3. Get the right fire extinguishers!
What do I have to pay attention to with fire extinguishers?
- Fire extinguishers must be approved according to ÖNORM EN3.
- Portable fire extinguishers are the best known small extinguishers.
- For different fires you need different extinguishers.
The Service Unit Deployment Prevention.. will be happy to advise you on which extinguishers to install in which places and in what quantity.
How do I learn how to use extinguishers properly?
The professional fire department offers training courses on how to use extinguishers. You can also find more information under "Behavior in an emergency"
The fire extinguisher 1x1
There are six types of extinguishers for five fire classes (A-F)
- Water extinguisher W: (fire class A, with additives also B)
- Extinguishing agent: water
- Main extinguishing effect: Cooling
- Suitable for: Fire fighting of solid, ember-forming fire materials such as wood, paper, straw, textiles, etc.
- Foam extinguisher S: (fire class A, B)
- Extinguishing agent: water-foam solution
- Main extinguishing effects: Smothering and cooling
- Suitable for: Firefighting of flammable liquids such as gasoline, kerosene, oils and solid fire materials such as wood, paper, straw and textiles
- Powder extinguisher: (fire classes A, B, C)
- Extinguishing agent: two types of extinguishing powders: flame burning powder (BC powder) or ember burning powder (ABC powder).

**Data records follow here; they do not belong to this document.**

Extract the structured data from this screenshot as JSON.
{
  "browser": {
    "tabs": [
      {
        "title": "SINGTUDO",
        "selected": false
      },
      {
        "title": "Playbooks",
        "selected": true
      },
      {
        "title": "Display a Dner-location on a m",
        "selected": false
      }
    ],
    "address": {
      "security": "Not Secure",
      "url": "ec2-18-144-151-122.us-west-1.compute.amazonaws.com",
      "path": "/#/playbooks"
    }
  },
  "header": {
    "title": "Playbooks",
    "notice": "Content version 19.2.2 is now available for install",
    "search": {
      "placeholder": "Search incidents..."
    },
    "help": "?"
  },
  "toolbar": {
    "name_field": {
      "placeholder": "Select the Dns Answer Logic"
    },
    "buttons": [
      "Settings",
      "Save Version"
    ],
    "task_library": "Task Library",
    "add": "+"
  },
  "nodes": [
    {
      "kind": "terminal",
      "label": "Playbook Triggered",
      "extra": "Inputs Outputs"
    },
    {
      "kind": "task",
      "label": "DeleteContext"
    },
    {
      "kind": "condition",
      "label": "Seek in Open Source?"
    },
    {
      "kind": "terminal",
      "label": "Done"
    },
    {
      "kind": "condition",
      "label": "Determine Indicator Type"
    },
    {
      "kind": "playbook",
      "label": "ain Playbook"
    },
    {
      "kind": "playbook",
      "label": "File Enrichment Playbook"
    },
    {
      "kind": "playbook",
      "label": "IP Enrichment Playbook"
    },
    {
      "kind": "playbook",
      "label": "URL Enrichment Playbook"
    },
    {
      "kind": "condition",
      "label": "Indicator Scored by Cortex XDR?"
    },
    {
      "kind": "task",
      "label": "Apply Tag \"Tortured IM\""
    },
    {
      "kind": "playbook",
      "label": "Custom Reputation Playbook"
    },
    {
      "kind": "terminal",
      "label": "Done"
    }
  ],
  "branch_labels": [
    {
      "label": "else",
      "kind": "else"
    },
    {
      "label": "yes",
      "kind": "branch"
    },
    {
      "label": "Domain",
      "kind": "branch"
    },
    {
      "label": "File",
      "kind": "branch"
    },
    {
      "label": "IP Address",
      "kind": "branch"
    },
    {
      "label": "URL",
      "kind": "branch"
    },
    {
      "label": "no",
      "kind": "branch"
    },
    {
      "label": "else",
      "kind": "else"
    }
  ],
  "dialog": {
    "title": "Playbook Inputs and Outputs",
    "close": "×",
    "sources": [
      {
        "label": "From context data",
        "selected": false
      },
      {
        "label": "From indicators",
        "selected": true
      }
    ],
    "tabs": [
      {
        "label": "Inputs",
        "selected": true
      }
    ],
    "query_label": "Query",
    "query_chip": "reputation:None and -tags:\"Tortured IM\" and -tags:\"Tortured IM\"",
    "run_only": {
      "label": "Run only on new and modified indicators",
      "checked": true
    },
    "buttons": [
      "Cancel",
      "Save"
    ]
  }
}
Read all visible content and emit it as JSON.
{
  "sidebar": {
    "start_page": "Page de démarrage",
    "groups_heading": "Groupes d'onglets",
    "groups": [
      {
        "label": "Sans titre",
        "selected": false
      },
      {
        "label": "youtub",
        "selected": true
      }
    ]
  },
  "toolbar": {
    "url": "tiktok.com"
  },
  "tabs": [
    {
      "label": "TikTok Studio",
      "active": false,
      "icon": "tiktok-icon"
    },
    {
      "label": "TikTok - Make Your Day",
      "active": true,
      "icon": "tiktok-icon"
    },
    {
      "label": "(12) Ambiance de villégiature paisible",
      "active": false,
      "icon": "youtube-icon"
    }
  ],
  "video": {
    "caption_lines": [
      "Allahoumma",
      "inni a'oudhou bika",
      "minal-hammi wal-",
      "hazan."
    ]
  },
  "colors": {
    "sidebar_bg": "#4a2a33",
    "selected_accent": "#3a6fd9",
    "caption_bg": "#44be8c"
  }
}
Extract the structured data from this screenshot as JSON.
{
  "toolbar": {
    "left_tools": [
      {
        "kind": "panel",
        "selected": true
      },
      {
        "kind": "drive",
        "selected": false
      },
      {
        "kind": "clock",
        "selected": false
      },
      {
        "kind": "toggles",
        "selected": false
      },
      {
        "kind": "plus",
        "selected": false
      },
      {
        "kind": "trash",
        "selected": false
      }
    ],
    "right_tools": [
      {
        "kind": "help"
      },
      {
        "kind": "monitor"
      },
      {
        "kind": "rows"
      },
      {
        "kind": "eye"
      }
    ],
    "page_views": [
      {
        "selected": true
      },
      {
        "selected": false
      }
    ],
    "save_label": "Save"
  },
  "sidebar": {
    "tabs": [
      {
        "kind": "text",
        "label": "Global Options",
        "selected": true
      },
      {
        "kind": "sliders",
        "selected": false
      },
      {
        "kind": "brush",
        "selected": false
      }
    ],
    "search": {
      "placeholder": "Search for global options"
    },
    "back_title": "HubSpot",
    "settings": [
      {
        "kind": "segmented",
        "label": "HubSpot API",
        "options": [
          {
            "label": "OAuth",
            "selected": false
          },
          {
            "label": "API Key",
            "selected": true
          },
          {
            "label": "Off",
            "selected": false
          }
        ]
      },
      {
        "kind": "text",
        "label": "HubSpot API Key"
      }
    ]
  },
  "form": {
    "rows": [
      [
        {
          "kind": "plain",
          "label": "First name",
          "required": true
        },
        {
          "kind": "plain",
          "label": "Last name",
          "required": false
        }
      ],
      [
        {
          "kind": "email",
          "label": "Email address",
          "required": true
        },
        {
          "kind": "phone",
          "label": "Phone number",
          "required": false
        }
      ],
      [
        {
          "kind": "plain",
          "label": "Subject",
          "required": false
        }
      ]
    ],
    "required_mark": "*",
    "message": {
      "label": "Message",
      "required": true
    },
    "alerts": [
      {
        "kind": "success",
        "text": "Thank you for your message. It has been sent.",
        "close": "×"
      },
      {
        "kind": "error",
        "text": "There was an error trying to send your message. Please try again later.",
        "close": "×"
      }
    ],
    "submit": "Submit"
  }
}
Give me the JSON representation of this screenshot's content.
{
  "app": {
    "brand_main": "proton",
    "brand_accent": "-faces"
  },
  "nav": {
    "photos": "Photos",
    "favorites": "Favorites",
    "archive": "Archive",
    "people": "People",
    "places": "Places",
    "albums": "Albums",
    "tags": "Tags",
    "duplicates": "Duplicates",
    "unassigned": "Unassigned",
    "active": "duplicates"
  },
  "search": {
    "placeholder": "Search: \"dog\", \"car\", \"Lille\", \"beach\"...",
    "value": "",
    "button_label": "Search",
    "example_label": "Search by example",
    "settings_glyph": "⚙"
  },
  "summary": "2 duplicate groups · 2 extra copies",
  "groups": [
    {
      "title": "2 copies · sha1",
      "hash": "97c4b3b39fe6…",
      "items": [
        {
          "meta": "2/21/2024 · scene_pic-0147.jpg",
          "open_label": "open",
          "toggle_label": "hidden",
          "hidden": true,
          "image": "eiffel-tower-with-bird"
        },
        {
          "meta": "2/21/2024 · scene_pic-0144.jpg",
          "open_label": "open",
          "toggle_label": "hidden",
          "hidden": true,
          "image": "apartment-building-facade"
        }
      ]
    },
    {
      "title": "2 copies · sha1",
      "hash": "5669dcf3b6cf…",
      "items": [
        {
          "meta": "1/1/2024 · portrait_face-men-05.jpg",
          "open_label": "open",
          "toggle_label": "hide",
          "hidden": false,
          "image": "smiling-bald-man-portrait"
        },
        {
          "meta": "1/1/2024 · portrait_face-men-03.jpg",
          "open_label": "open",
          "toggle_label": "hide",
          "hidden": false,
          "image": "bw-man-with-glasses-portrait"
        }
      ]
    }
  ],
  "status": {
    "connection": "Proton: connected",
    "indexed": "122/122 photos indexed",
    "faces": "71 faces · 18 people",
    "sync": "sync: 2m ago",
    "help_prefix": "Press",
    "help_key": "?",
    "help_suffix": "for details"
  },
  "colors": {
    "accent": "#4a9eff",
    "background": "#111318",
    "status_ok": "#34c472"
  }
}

- Powder extinguishers cause strong visual obstruction and must therefore not be used in rooms with crowds of people (event venues, shopping centers, hotels, schools).
- The professional fire department Innsbruck generally recommends (with a few exceptions) not to use powder extinguishers in closed rooms.
- For "car extinguishers" the professional fire department recommends powder extinguishers with at least 2 kg filling quantity.
- Carbon dioxide extinguisher K: (fire class B, C)
- Extinguishing agent: CO2, are also called "CO2 extinguishers"
- suitable for: Fire fighting in EDP systems, electrical systems (E-distributors, control rooms, relay cabinets, etc.), laboratories, commercial kitchens, paint shops, etc. They can also be used against liquid and gas fires. The extinguishing agent does not cause any contamination as carbon dioxide volatilizes without leaving any residue.
- Main extinguishing effect: suffocation and displacement of air near the ground
- CO2 extinguishers must not be used in low-lying or poorly ventilated rooms!
- Metal fire powder extinguisher M: (fire class D)
- suitable for: Metal fires
- Main extinguishing effect: air exclusion
- Grease fire extinguisher: (fire class A, B, F)
- Suitable for: Fighting fat fires such as cooking fats, cooking oils, deep-frying oils
Attention when extinguishing gas fires (fire class C)! There is a saying among firefighters: Burning gas is safe gas. This means that you should not extinguish a gas flame, but only the affected secondary fires (other substances that were ignited by the gas flame). Otherwise the gas will escape uncontrolled and an explosive atmosphere can form very quickly. The best option is always to close the gas supply and call the fire department in good time.